── RECORDS TO USE ──

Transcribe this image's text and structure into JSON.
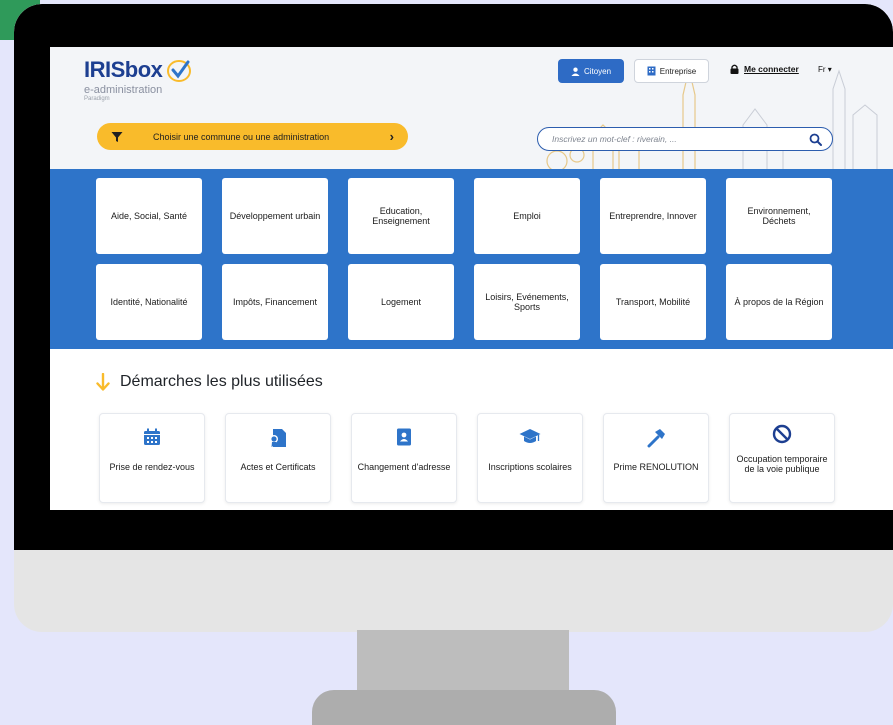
{
  "header": {
    "logo_text": "IRISbox",
    "logo_subtitle": "e-administration",
    "logo_tagline": "Paradigm",
    "btn_citoyen": "Citoyen",
    "btn_entreprise": "Entreprise",
    "login": "Me connecter",
    "lang": "Fr",
    "filter_label": "Choisir une commune ou une administration",
    "search_placeholder": "Inscrivez un mot-clef : riverain, ..."
  },
  "categories": [
    "Aide, Social, Santé",
    "Développement urbain",
    "Education, Enseignement",
    "Emploi",
    "Entreprendre, Innover",
    "Environnement, Déchets",
    "Identité, Nationalité",
    "Impôts, Financement",
    "Logement",
    "Loisirs, Evénements, Sports",
    "Transport, Mobilité",
    "À propos de la Région"
  ],
  "section": {
    "title": "Démarches les plus utilisées"
  },
  "procedures": [
    {
      "label": "Prise de rendez-vous",
      "icon": "calendar-icon"
    },
    {
      "label": "Actes et Certificats",
      "icon": "certificate-icon"
    },
    {
      "label": "Changement d'adresse",
      "icon": "address-book-icon"
    },
    {
      "label": "Inscriptions scolaires",
      "icon": "graduation-cap-icon"
    },
    {
      "label": "Prime RENOLUTION",
      "icon": "hammer-icon"
    },
    {
      "label": "Occupation temporaire de la voie publique",
      "icon": "prohibited-icon"
    }
  ],
  "colors": {
    "brand_blue": "#2e74c9",
    "yellow": "#f9bb2b",
    "logo_blue": "#1d3f91",
    "background": "#e4e6fb"
  }
}
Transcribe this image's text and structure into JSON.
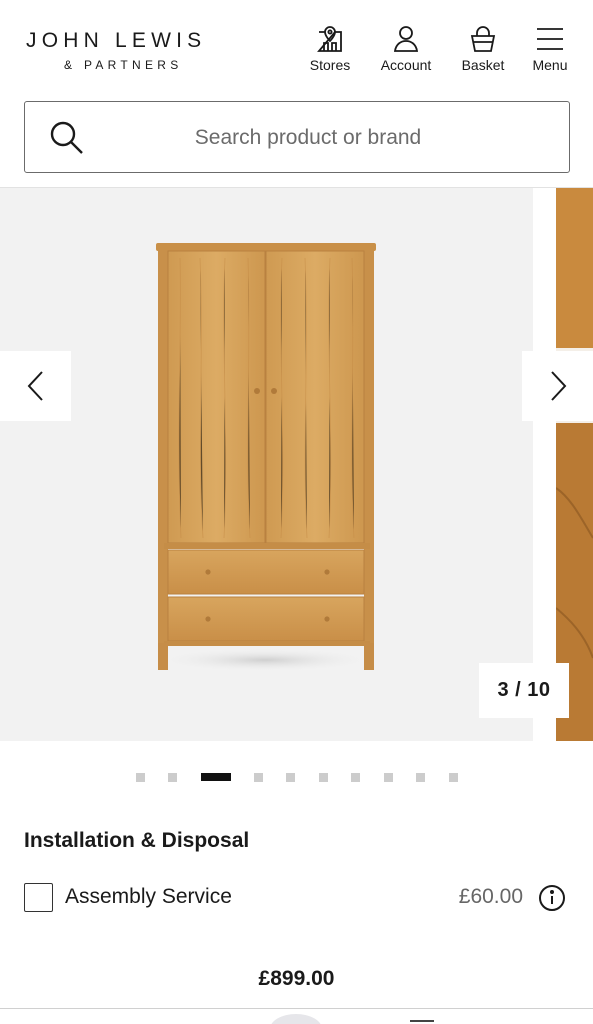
{
  "header": {
    "logo_main": "JOHN LEWIS",
    "logo_sub": "& PARTNERS",
    "nav": [
      {
        "label": "Stores",
        "icon": "store-icon"
      },
      {
        "label": "Account",
        "icon": "account-icon"
      },
      {
        "label": "Basket",
        "icon": "basket-icon"
      },
      {
        "label": "Menu",
        "icon": "menu-icon"
      }
    ]
  },
  "search": {
    "placeholder": "Search product or brand"
  },
  "gallery": {
    "counter": "3 / 10",
    "current_index": 3,
    "total": 10
  },
  "installation": {
    "title": "Installation & Disposal",
    "option_label": "Assembly Service",
    "option_price": "£60.00",
    "option_checked": false
  },
  "product": {
    "price": "£899.00"
  },
  "colors": {
    "text": "#1a1a1a",
    "muted": "#6b6b6b",
    "gallery_bg": "#f2f2f2",
    "dot_active": "#111111",
    "dot_inactive": "#cccccc",
    "wood": "#d9a75e"
  }
}
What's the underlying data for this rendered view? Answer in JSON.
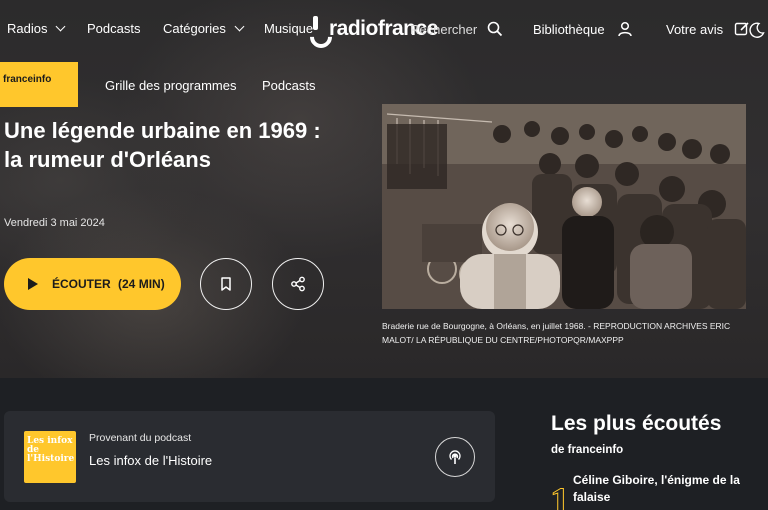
{
  "nav": {
    "radios": "Radios",
    "podcasts": "Podcasts",
    "categories": "Catégories",
    "musique": "Musique",
    "rechercher": "Rechercher",
    "bibliotheque": "Bibliothèque",
    "avis": "Votre avis",
    "logo": "radiofrance"
  },
  "subnav": {
    "brand": "franceinfo",
    "grille": "Grille des programmes",
    "podcasts": "Podcasts"
  },
  "article": {
    "title": "Une légende urbaine en 1969 : la rumeur d'Orléans",
    "date": "Vendredi 3 mai 2024",
    "listen_label": "ÉCOUTER",
    "duration": "(24 MIN)",
    "caption": "Braderie rue de Bourgogne, à Orléans, en juillet 1968. - REPRODUCTION ARCHIVES ERIC MALOT/ LA RÉPUBLIQUE DU CENTRE/PHOTOPQR/MAXPPP"
  },
  "podcast_card": {
    "from_label": "Provenant du podcast",
    "name": "Les infox de l'Histoire",
    "thumb_text": "Les infox de l'Histoire"
  },
  "most_listened": {
    "title": "Les plus écoutés",
    "subtitle": "de franceinfo",
    "items": [
      {
        "rank": "1",
        "title": "Céline Giboire, l'énigme de la falaise"
      }
    ]
  },
  "colors": {
    "accent": "#ffc72c",
    "background": "#1e2024",
    "card": "#2a2c31"
  },
  "icons": [
    "chevron-down-icon",
    "search-icon",
    "user-icon",
    "edit-icon",
    "dark-mode-icon",
    "play-icon",
    "bookmark-icon",
    "share-icon",
    "podcast-icon"
  ]
}
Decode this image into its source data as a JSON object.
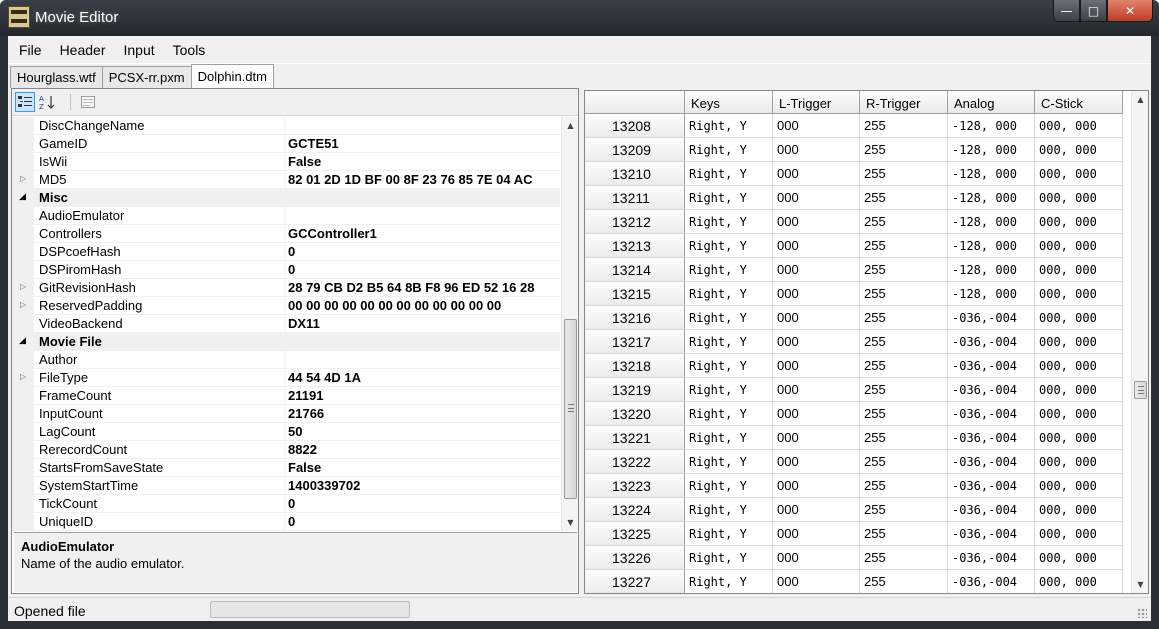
{
  "window": {
    "title": "Movie Editor"
  },
  "menu": [
    "File",
    "Header",
    "Input",
    "Tools"
  ],
  "tabs": [
    {
      "label": "Hourglass.wtf",
      "active": false
    },
    {
      "label": "PCSX-rr.pxm",
      "active": false
    },
    {
      "label": "Dolphin.dtm",
      "active": true
    }
  ],
  "toolbar": {
    "categorized_icon": "categorized-icon",
    "alphabetical_icon": "alphabetical-icon",
    "property_pages_icon": "property-pages-icon"
  },
  "properties": [
    {
      "name": "DiscChangeName",
      "value": ""
    },
    {
      "name": "GameID",
      "value": "GCTE51"
    },
    {
      "name": "IsWii",
      "value": "False"
    },
    {
      "name": "MD5",
      "value": "82 01 2D 1D BF 00 8F 23 76 85 7E 04 AC",
      "expandable": true
    },
    {
      "name": "Misc",
      "category": true
    },
    {
      "name": "AudioEmulator",
      "value": "",
      "selected": true
    },
    {
      "name": "Controllers",
      "value": "GCController1"
    },
    {
      "name": "DSPcoefHash",
      "value": "0"
    },
    {
      "name": "DSPiromHash",
      "value": "0"
    },
    {
      "name": "GitRevisionHash",
      "value": "28 79 CB D2 B5 64 8B F8 96 ED 52 16 28",
      "expandable": true
    },
    {
      "name": "ReservedPadding",
      "value": "00 00 00 00 00 00 00 00 00 00 00 00",
      "expandable": true
    },
    {
      "name": "VideoBackend",
      "value": "DX11"
    },
    {
      "name": "Movie File",
      "category": true
    },
    {
      "name": "Author",
      "value": ""
    },
    {
      "name": "FileType",
      "value": "44 54 4D 1A",
      "expandable": true
    },
    {
      "name": "FrameCount",
      "value": "21191"
    },
    {
      "name": "InputCount",
      "value": "21766"
    },
    {
      "name": "LagCount",
      "value": "50"
    },
    {
      "name": "RerecordCount",
      "value": "8822"
    },
    {
      "name": "StartsFromSaveState",
      "value": "False"
    },
    {
      "name": "SystemStartTime",
      "value": "1400339702"
    },
    {
      "name": "TickCount",
      "value": "0"
    },
    {
      "name": "UniqueID",
      "value": "0"
    }
  ],
  "help": {
    "title": "AudioEmulator",
    "description": "Name of the audio emulator."
  },
  "grid": {
    "columns": [
      "",
      "Keys",
      "L-Trigger",
      "R-Trigger",
      "Analog",
      "C-Stick"
    ],
    "rows": [
      [
        "13208",
        "Right, Y",
        "000",
        "255",
        "-128, 000",
        "000, 000"
      ],
      [
        "13209",
        "Right, Y",
        "000",
        "255",
        "-128, 000",
        "000, 000"
      ],
      [
        "13210",
        "Right, Y",
        "000",
        "255",
        "-128, 000",
        "000, 000"
      ],
      [
        "13211",
        "Right, Y",
        "000",
        "255",
        "-128, 000",
        "000, 000"
      ],
      [
        "13212",
        "Right, Y",
        "000",
        "255",
        "-128, 000",
        "000, 000"
      ],
      [
        "13213",
        "Right, Y",
        "000",
        "255",
        "-128, 000",
        "000, 000"
      ],
      [
        "13214",
        "Right, Y",
        "000",
        "255",
        "-128, 000",
        "000, 000"
      ],
      [
        "13215",
        "Right, Y",
        "000",
        "255",
        "-128, 000",
        "000, 000"
      ],
      [
        "13216",
        "Right, Y",
        "000",
        "255",
        "-036,-004",
        "000, 000"
      ],
      [
        "13217",
        "Right, Y",
        "000",
        "255",
        "-036,-004",
        "000, 000"
      ],
      [
        "13218",
        "Right, Y",
        "000",
        "255",
        "-036,-004",
        "000, 000"
      ],
      [
        "13219",
        "Right, Y",
        "000",
        "255",
        "-036,-004",
        "000, 000"
      ],
      [
        "13220",
        "Right, Y",
        "000",
        "255",
        "-036,-004",
        "000, 000"
      ],
      [
        "13221",
        "Right, Y",
        "000",
        "255",
        "-036,-004",
        "000, 000"
      ],
      [
        "13222",
        "Right, Y",
        "000",
        "255",
        "-036,-004",
        "000, 000"
      ],
      [
        "13223",
        "Right, Y",
        "000",
        "255",
        "-036,-004",
        "000, 000"
      ],
      [
        "13224",
        "Right, Y",
        "000",
        "255",
        "-036,-004",
        "000, 000"
      ],
      [
        "13225",
        "Right, Y",
        "000",
        "255",
        "-036,-004",
        "000, 000"
      ],
      [
        "13226",
        "Right, Y",
        "000",
        "255",
        "-036,-004",
        "000, 000"
      ],
      [
        "13227",
        "Right, Y",
        "000",
        "255",
        "-036,-004",
        "000, 000"
      ]
    ]
  },
  "status": {
    "text": "Opened file",
    "progress": 0
  }
}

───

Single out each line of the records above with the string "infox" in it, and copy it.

    "name": "Les infox de l'Histoire",
    "thumb_text": "Les infox de l'Histoire"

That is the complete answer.